● **Study material**:
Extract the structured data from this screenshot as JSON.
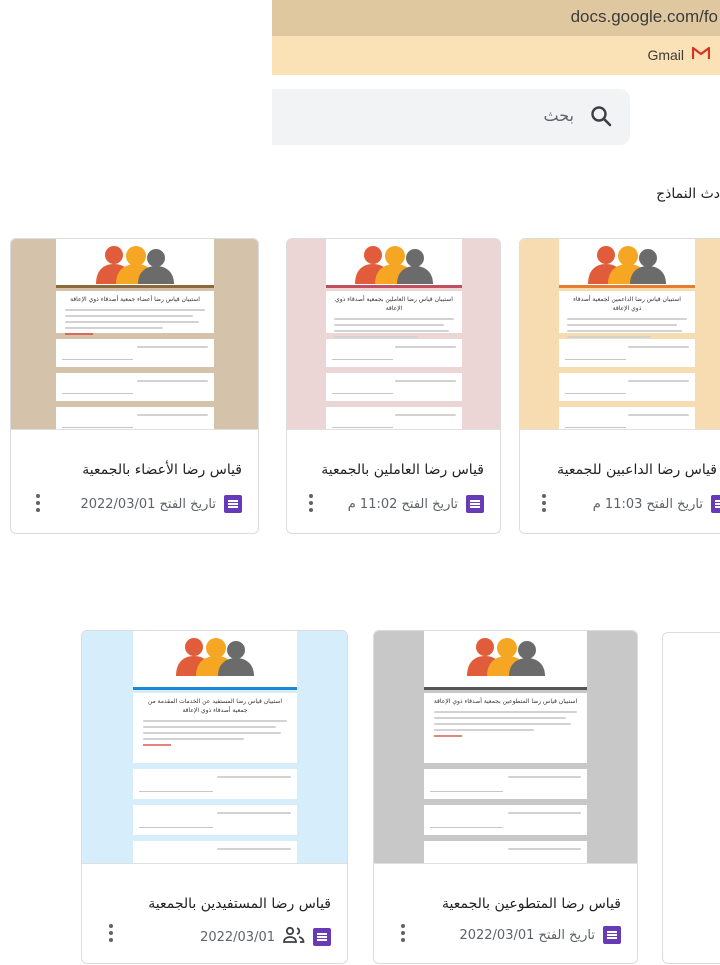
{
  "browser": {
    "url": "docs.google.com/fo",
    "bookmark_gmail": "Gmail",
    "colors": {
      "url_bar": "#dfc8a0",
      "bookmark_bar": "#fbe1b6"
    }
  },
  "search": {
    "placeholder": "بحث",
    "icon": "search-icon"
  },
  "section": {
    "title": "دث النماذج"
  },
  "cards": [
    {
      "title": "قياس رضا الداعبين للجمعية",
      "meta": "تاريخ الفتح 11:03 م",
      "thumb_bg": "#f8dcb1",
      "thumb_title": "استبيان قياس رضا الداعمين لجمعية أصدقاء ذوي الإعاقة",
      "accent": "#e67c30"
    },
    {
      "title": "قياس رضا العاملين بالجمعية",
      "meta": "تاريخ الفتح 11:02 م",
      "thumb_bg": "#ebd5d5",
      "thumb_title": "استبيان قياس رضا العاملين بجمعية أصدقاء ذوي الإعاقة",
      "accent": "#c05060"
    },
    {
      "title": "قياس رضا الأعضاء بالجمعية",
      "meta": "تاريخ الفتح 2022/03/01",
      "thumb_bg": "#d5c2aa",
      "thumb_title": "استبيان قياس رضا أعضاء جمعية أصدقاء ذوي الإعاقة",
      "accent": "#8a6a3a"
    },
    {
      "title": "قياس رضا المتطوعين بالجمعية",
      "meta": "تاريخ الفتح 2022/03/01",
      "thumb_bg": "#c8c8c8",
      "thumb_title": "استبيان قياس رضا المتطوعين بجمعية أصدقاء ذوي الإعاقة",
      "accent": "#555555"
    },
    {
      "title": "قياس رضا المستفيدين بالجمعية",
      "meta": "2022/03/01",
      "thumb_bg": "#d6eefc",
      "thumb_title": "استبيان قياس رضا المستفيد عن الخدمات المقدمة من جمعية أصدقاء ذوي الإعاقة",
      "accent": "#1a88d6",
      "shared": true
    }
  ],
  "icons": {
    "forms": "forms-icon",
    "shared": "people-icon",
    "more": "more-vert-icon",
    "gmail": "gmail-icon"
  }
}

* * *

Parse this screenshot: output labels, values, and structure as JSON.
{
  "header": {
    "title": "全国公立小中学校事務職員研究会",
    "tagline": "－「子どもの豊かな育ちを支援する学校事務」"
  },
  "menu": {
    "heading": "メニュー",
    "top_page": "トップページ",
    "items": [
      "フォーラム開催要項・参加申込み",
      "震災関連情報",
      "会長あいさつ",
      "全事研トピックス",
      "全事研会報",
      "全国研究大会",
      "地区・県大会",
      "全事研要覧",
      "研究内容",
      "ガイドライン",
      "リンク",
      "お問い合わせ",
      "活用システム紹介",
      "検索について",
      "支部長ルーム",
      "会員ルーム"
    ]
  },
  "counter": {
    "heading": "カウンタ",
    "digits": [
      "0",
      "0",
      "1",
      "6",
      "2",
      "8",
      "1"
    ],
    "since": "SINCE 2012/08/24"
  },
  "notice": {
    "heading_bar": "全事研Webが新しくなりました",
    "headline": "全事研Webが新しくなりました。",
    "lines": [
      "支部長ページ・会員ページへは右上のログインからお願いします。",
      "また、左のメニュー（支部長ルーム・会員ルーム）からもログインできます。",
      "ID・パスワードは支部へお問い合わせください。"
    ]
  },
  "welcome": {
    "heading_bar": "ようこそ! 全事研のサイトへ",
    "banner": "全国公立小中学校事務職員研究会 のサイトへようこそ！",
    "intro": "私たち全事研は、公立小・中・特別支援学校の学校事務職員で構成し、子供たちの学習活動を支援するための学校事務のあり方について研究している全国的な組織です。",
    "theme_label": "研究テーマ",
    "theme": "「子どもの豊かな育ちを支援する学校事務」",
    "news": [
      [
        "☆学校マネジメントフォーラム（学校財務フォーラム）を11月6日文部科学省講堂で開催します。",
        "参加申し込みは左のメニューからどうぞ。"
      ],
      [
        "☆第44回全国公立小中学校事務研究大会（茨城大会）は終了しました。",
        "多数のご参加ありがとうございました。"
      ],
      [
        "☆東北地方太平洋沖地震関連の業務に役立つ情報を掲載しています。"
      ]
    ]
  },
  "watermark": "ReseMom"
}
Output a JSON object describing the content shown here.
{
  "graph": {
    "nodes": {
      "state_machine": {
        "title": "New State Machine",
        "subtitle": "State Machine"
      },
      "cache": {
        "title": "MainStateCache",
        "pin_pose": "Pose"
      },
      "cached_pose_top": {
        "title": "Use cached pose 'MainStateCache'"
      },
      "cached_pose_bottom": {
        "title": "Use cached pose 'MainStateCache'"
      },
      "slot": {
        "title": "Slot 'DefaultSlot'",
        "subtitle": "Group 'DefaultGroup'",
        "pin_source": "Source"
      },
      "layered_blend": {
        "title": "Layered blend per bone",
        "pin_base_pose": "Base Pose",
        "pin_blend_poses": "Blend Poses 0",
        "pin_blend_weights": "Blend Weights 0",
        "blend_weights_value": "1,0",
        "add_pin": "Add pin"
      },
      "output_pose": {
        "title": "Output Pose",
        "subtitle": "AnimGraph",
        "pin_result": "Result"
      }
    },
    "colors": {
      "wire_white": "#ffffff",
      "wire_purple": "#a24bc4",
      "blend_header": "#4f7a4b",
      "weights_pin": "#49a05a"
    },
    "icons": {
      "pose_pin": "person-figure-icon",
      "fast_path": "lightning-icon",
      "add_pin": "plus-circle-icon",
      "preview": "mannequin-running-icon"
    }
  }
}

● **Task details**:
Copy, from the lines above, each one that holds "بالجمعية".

● **Final answer**:
      "title": "قياس رضا العاملين بالجمعية",
      "title": "قياس رضا الأعضاء بالجمعية",
      "title": "قياس رضا المتطوعين بالجمعية",
      "title": "قياس رضا المستفيدين بالجمعية",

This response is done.